EXERCISE REQUIREMENTS: The answer must repeat every record exactly, with no pictures in it.

THE RECORDS:
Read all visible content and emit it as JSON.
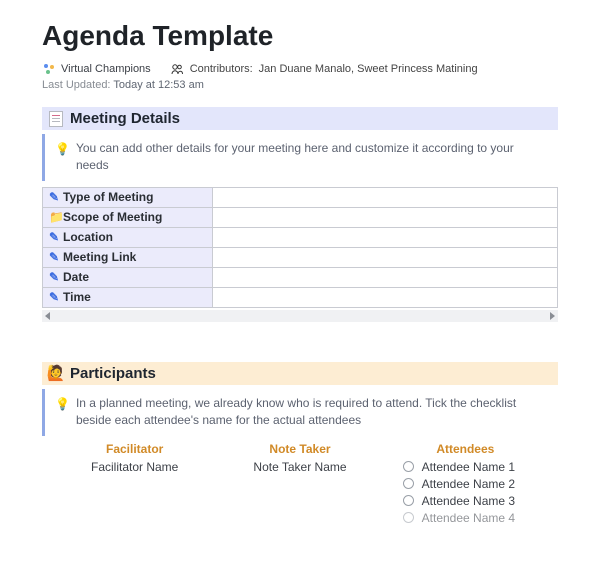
{
  "title": "Agenda Template",
  "meta": {
    "team_name": "Virtual Champions",
    "contributors_label": "Contributors:",
    "contributors_names": "Jan Duane Manalo, Sweet Princess Matining",
    "updated_label": "Last Updated:",
    "updated_value": "Today at 12:53 am"
  },
  "details": {
    "heading": "Meeting Details",
    "callout": "You can add other details for your meeting here and customize it according to your needs",
    "rows": [
      {
        "icon": "pen",
        "label": "Type of Meeting",
        "value": ""
      },
      {
        "icon": "folder",
        "label": "Scope of Meeting",
        "value": ""
      },
      {
        "icon": "pen",
        "label": "Location",
        "value": ""
      },
      {
        "icon": "pen",
        "label": "Meeting Link",
        "value": ""
      },
      {
        "icon": "pen",
        "label": "Date",
        "value": ""
      },
      {
        "icon": "pen",
        "label": "Time",
        "value": ""
      }
    ]
  },
  "participants": {
    "heading": "Participants",
    "callout": "In a planned meeting, we already know who is required to attend. Tick the checklist beside each attendee's name for the actual attendees",
    "facilitator_header": "Facilitator",
    "facilitator_value": "Facilitator Name",
    "notetaker_header": "Note Taker",
    "notetaker_value": "Note Taker Name",
    "attendees_header": "Attendees",
    "attendees": [
      "Attendee Name 1",
      "Attendee Name 2",
      "Attendee Name 3",
      "Attendee Name 4"
    ]
  }
}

ANSWER AREA:
Read all visible content and emit it as JSON.
{
  "title": "Agenda Template",
  "meta": {
    "team_name": "Virtual Champions",
    "contributors_label": "Contributors:",
    "contributors_names": "Jan Duane Manalo, Sweet Princess Matining",
    "updated_label": "Last Updated:",
    "updated_value": "Today at 12:53 am"
  },
  "details": {
    "heading": "Meeting Details",
    "callout": "You can add other details for your meeting here and customize it according to your needs",
    "rows": [
      {
        "icon": "pen",
        "label": "Type of Meeting",
        "value": ""
      },
      {
        "icon": "folder",
        "label": "Scope of Meeting",
        "value": ""
      },
      {
        "icon": "pen",
        "label": "Location",
        "value": ""
      },
      {
        "icon": "pen",
        "label": "Meeting Link",
        "value": ""
      },
      {
        "icon": "pen",
        "label": "Date",
        "value": ""
      },
      {
        "icon": "pen",
        "label": "Time",
        "value": ""
      }
    ]
  },
  "participants": {
    "heading": "Participants",
    "callout": "In a planned meeting, we already know who is required to attend. Tick the checklist beside each attendee's name for the actual attendees",
    "facilitator_header": "Facilitator",
    "facilitator_value": "Facilitator Name",
    "notetaker_header": "Note Taker",
    "notetaker_value": "Note Taker Name",
    "attendees_header": "Attendees",
    "attendees": [
      "Attendee Name 1",
      "Attendee Name 2",
      "Attendee Name 3",
      "Attendee Name 4"
    ]
  }
}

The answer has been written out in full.